Digital Copyright Exchange The Digital Copyright Exchange would be a website or a series of websites where licensors could set out the rights they wish to license and allow licensees to purchase those rights. A “one-stop shop” to license copyrights. Licensees would be able to: Look for different types of content across different media Define and agree what use they wish to make of licensed data Be a quoted a price for this use Pay for the rights online Have the content delivered in an appropriate format Report back to licensor on how the content was used
Digital Copyright Exchange The Exchange would be funded through a usage charge, but this would not cover start-up costs. The United Kingdom’s government could legislate many incentives to join the Digital Copyright Exchange, but participation could not be mandatory under the Berne Convention. The Exchange would include licensing of orphan works.
Issues with Digital Copyright Exchange Who is the highly respected figure in charge of this? How will orphan works be treated under this system? Do standardized offerings create a lack of negotiation? IP operates internationally, must a comprehensive Digital Copyright Exchange must as well? Will this combat infringement at the private level?
Issue - Leadership Who should be in charge of creating the exchange? Stock Exchange Google or Amazon Small Start-Up Similar to ICANN What incentive is there for a private company to establish the Exchange if there is no revenue from creating it?
Issue – Orphan Works By allowing for a nominal usage fee, this essentially ensures that orphan works are entered into the public domain. Most photographs would not be registered on the Exchange. If the only requirement to establish a work as orphan is to search the digital copyright exchange, this could create numerous problems.
Issue – Standardized Formatting You have to buy more than one license for most works. A sound recording has a composition license and a sound recording license. Movies and television require even more licensing. The Review seems to suggest that these licensing transactions will be uniform rather than individualized.
Issue - Internationality Copyright licensing is increasingly international. Any Digital Copyright Exchange that operates on a National, rather than International, level will be incomplete. This might be difficult because each country has its own set of rules for copyright licensing.
Issue – Infringement One goal of creating the Exchange was to stop widespread copyright infringement. Does the Exchange work to do this? Short answer: It should. The Exchange should lessen the barrier to entry for many companies to reproduce copyright works.
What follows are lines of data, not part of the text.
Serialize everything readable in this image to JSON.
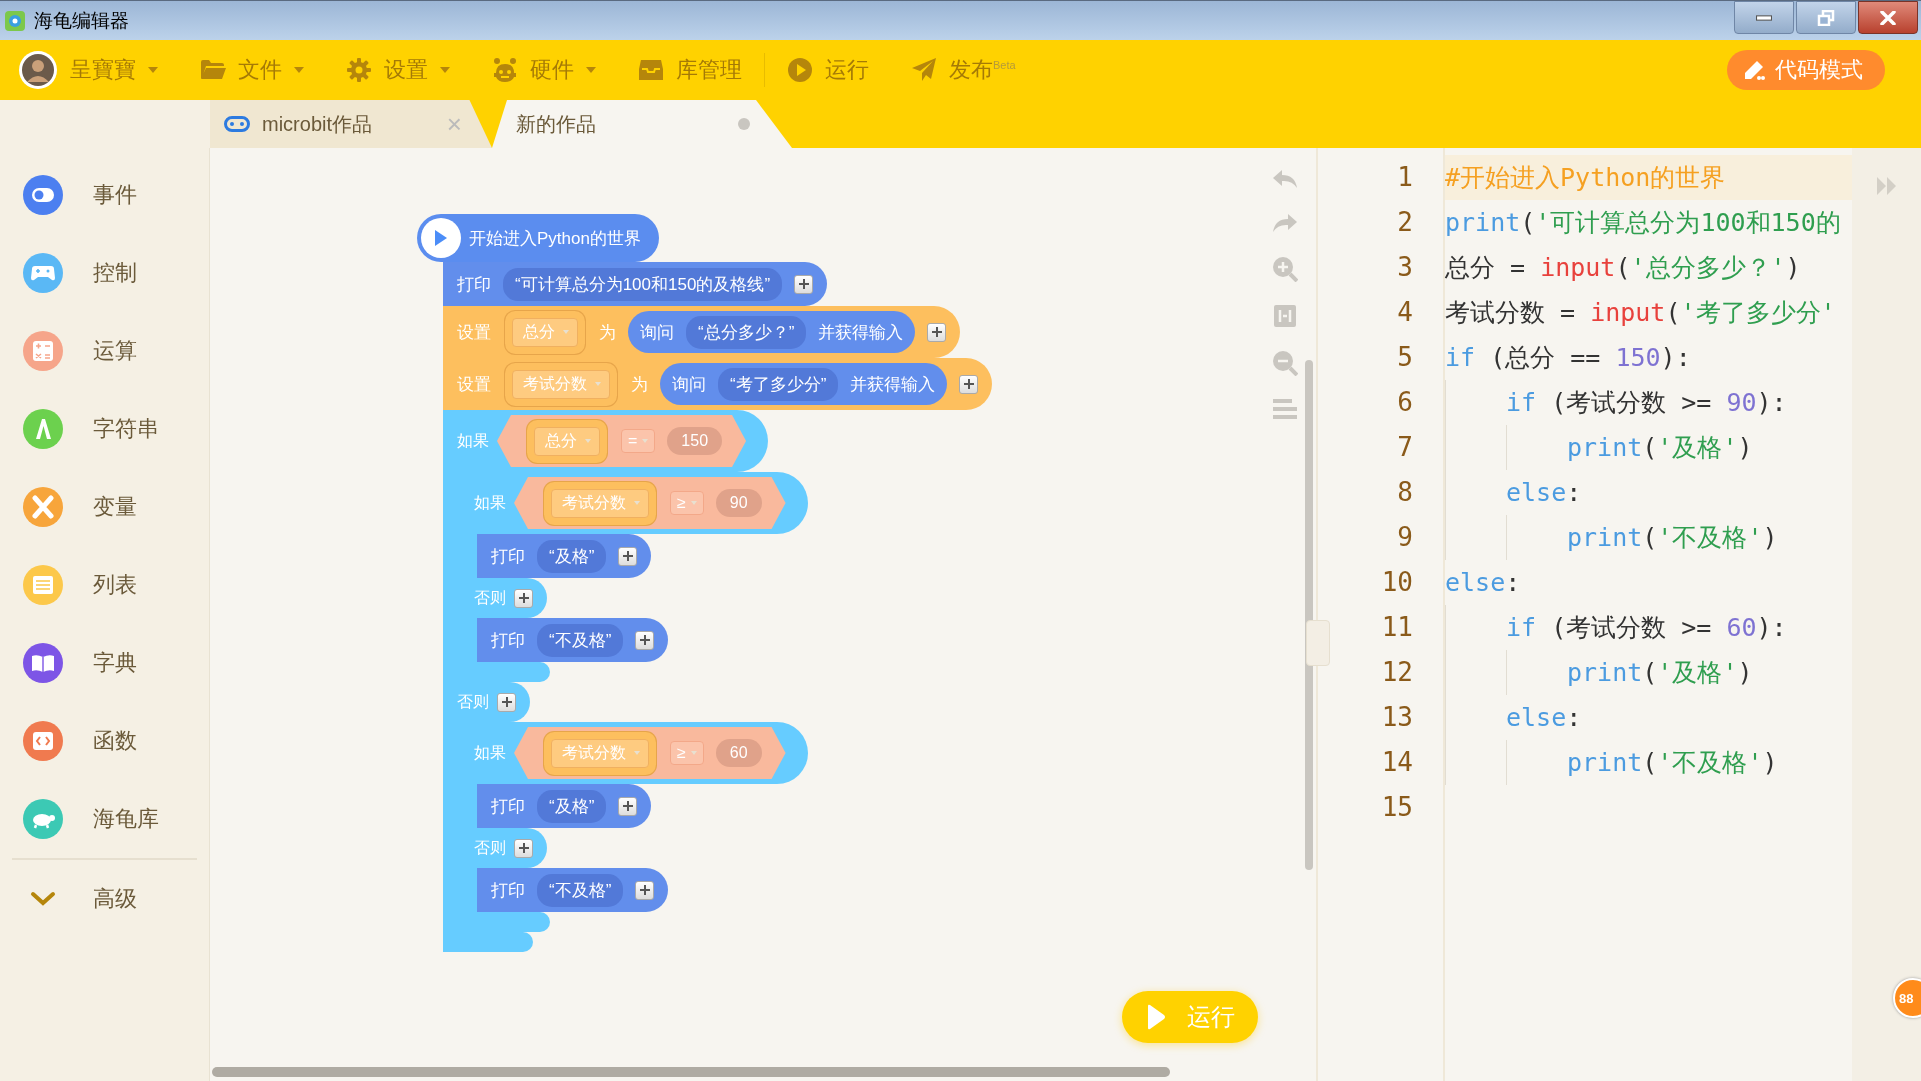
{
  "window": {
    "title": "海龟编辑器"
  },
  "menu": {
    "user": {
      "name": "呈寶寶",
      "dropdown": true
    },
    "items": [
      {
        "label": "文件",
        "dropdown": true
      },
      {
        "label": "设置",
        "dropdown": true
      },
      {
        "label": "硬件",
        "dropdown": true
      },
      {
        "label": "库管理",
        "dropdown": false
      },
      {
        "label": "运行",
        "dropdown": false
      },
      {
        "label": "发布$^{Beta}$",
        "dropdown": false
      }
    ],
    "mode_button": "代码模式"
  },
  "tabs": [
    {
      "label": "microbit作品",
      "selected": false,
      "close": "×",
      "modified": false
    },
    {
      "label": "新的作品",
      "selected": true,
      "modified": true
    }
  ],
  "sidebar": {
    "categories": [
      {
        "label": "事件",
        "color": "#4c7ff0"
      },
      {
        "label": "控制",
        "color": "#5ab8f5"
      },
      {
        "label": "运算",
        "color": "#f6a58a"
      },
      {
        "label": "字符串",
        "color": "#6cd14e"
      },
      {
        "label": "变量",
        "color": "#f7a53b"
      },
      {
        "label": "列表",
        "color": "#fcc84a"
      },
      {
        "label": "字典",
        "color": "#7d55e6"
      },
      {
        "label": "函数",
        "color": "#f07a4f"
      },
      {
        "label": "海龟库",
        "color": "#3cc9b4"
      }
    ],
    "advanced": "高级"
  },
  "blocks": [
    {
      "kind": "hat",
      "label": "开始进入Python的世界"
    },
    {
      "kind": "print",
      "label": "打印",
      "value": "“可计算总分为100和150的及格线”"
    },
    {
      "kind": "set",
      "label": "设置",
      "variable": "总分",
      "to": "为",
      "ask": {
        "label": "询问",
        "value": "“总分多少？”",
        "suffix": "并获得输入"
      }
    },
    {
      "kind": "set",
      "label": "设置",
      "variable": "考试分数",
      "to": "为",
      "ask": {
        "label": "询问",
        "value": "“考了多少分”",
        "suffix": "并获得输入"
      }
    },
    {
      "kind": "if_else",
      "label": "如果",
      "condition": {
        "variable": "总分",
        "operator": "=",
        "value": "150"
      },
      "else_label": "否则",
      "then": [
        {
          "kind": "if_else",
          "label": "如果",
          "condition": {
            "variable": "考试分数",
            "operator": "≥",
            "value": "90"
          },
          "else_label": "否则",
          "then": [
            {
              "kind": "print",
              "label": "打印",
              "value": "“及格”"
            }
          ],
          "else": [
            {
              "kind": "print",
              "label": "打印",
              "value": "“不及格”"
            }
          ]
        }
      ],
      "else": [
        {
          "kind": "if_else",
          "label": "如果",
          "condition": {
            "variable": "考试分数",
            "operator": "≥",
            "value": "60"
          },
          "else_label": "否则",
          "then": [
            {
              "kind": "print",
              "label": "打印",
              "value": "“及格”"
            }
          ],
          "else": [
            {
              "kind": "print",
              "label": "打印",
              "value": "“不及格”"
            }
          ]
        }
      ]
    }
  ],
  "run_button": "运行",
  "code": {
    "lines": [
      {
        "number": "1",
        "highlighted": true,
        "tokens": [
          {
            "kind": "comment",
            "text": "#开始进入Python的世界"
          }
        ]
      },
      {
        "number": "2",
        "highlighted": false,
        "tokens": [
          {
            "kind": "builtin",
            "text": "print"
          },
          {
            "kind": "plain",
            "text": "("
          },
          {
            "kind": "string",
            "text": "'可计算总分为100和150的"
          }
        ]
      },
      {
        "number": "3",
        "highlighted": false,
        "tokens": [
          {
            "kind": "plain",
            "text": "总分 = "
          },
          {
            "kind": "call",
            "text": "input"
          },
          {
            "kind": "plain",
            "text": "("
          },
          {
            "kind": "string",
            "text": "'总分多少？'"
          },
          {
            "kind": "plain",
            "text": ")"
          }
        ]
      },
      {
        "number": "4",
        "highlighted": false,
        "tokens": [
          {
            "kind": "plain",
            "text": "考试分数 = "
          },
          {
            "kind": "call",
            "text": "input"
          },
          {
            "kind": "plain",
            "text": "("
          },
          {
            "kind": "string",
            "text": "'考了多少分'"
          }
        ]
      },
      {
        "number": "5",
        "highlighted": false,
        "tokens": [
          {
            "kind": "keyword",
            "text": "if"
          },
          {
            "kind": "plain",
            "text": " (总分 == "
          },
          {
            "kind": "number",
            "text": "150"
          },
          {
            "kind": "plain",
            "text": "):"
          }
        ],
        "children": [
          {
            "number": "6",
            "highlighted": false,
            "tokens": [
              {
                "kind": "keyword",
                "text": "if"
              },
              {
                "kind": "plain",
                "text": " (考试分数 >= "
              },
              {
                "kind": "number",
                "text": "90"
              },
              {
                "kind": "plain",
                "text": "):"
              }
            ],
            "children": [
              {
                "number": "7",
                "highlighted": false,
                "tokens": [
                  {
                    "kind": "builtin",
                    "text": "print"
                  },
                  {
                    "kind": "plain",
                    "text": "("
                  },
                  {
                    "kind": "string",
                    "text": "'及格'"
                  },
                  {
                    "kind": "plain",
                    "text": ")"
                  }
                ]
              }
            ]
          },
          {
            "number": "8",
            "highlighted": false,
            "tokens": [
              {
                "kind": "keyword",
                "text": "else"
              },
              {
                "kind": "plain",
                "text": ":"
              }
            ],
            "children": [
              {
                "number": "9",
                "highlighted": false,
                "tokens": [
                  {
                    "kind": "builtin",
                    "text": "print"
                  },
                  {
                    "kind": "plain",
                    "text": "("
                  },
                  {
                    "kind": "string",
                    "text": "'不及格'"
                  },
                  {
                    "kind": "plain",
                    "text": ")"
                  }
                ]
              }
            ]
          }
        ]
      },
      {
        "number": "10",
        "highlighted": false,
        "tokens": [
          {
            "kind": "keyword",
            "text": "else"
          },
          {
            "kind": "plain",
            "text": ":"
          }
        ],
        "children": [
          {
            "number": "11",
            "highlighted": false,
            "tokens": [
              {
                "kind": "keyword",
                "text": "if"
              },
              {
                "kind": "plain",
                "text": " (考试分数 >= "
              },
              {
                "kind": "number",
                "text": "60"
              },
              {
                "kind": "plain",
                "text": "):"
              }
            ],
            "children": [
              {
                "number": "12",
                "highlighted": false,
                "tokens": [
                  {
                    "kind": "builtin",
                    "text": "print"
                  },
                  {
                    "kind": "plain",
                    "text": "("
                  },
                  {
                    "kind": "string",
                    "text": "'及格'"
                  },
                  {
                    "kind": "plain",
                    "text": ")"
                  }
                ]
              }
            ]
          },
          {
            "number": "13",
            "highlighted": false,
            "tokens": [
              {
                "kind": "keyword",
                "text": "else"
              },
              {
                "kind": "plain",
                "text": ":"
              }
            ],
            "children": [
              {
                "number": "14",
                "highlighted": false,
                "tokens": [
                  {
                    "kind": "builtin",
                    "text": "print"
                  },
                  {
                    "kind": "plain",
                    "text": "("
                  },
                  {
                    "kind": "string",
                    "text": "'不及格'"
                  },
                  {
                    "kind": "plain",
                    "text": ")"
                  }
                ]
              }
            ]
          }
        ]
      },
      {
        "number": "15",
        "highlighted": false
      }
    ]
  },
  "badge": "88"
}
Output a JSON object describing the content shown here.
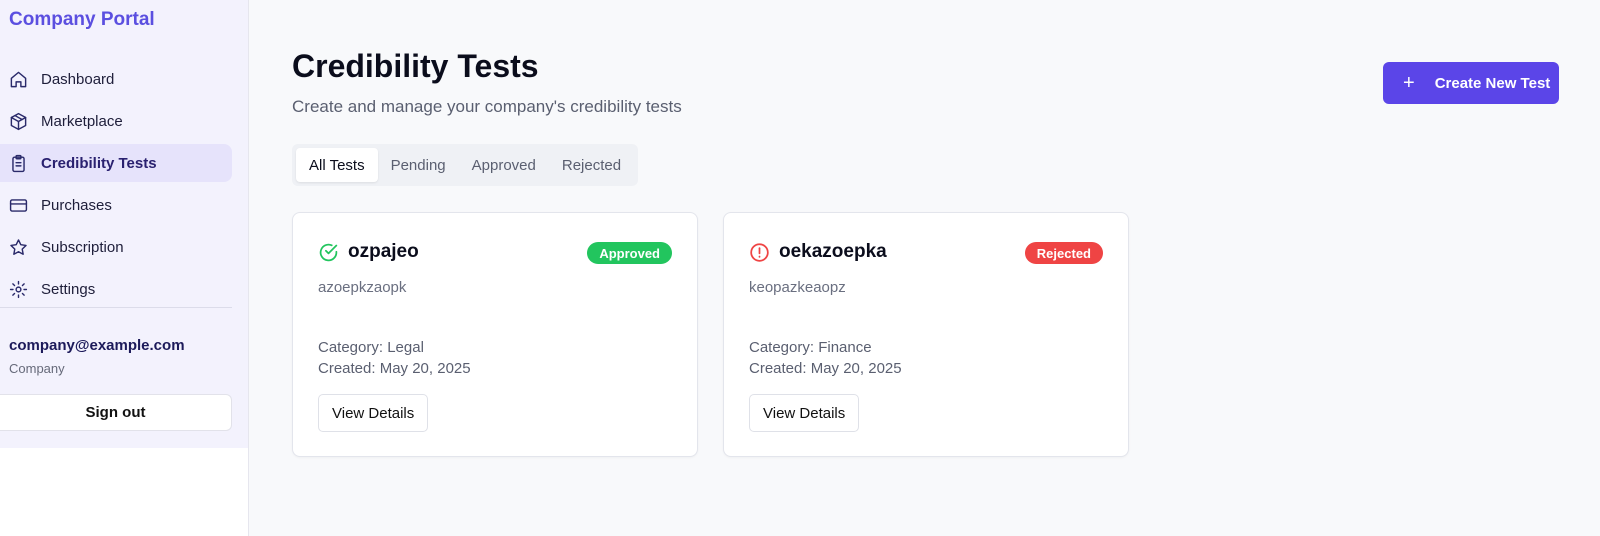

This savings should be transmitted to the consumer. If companies are able to obtain a copyright cheaply and easily, they will be more likely to buy a license for the copyright. There must be penalties for those who do not pay on the Exchange and for those who infringe.
Conclusion A Digital Copyright Exchange is inevitable. The United Kingdom wants to be the first country to achieve this and gain ground in the field of Intellectual Property. A Digital Copyright Exchange is feasible with current technology. It would be a one-stop shop for Copyright Licensing It should be International Created by a well-respected individual with input from Industry Heads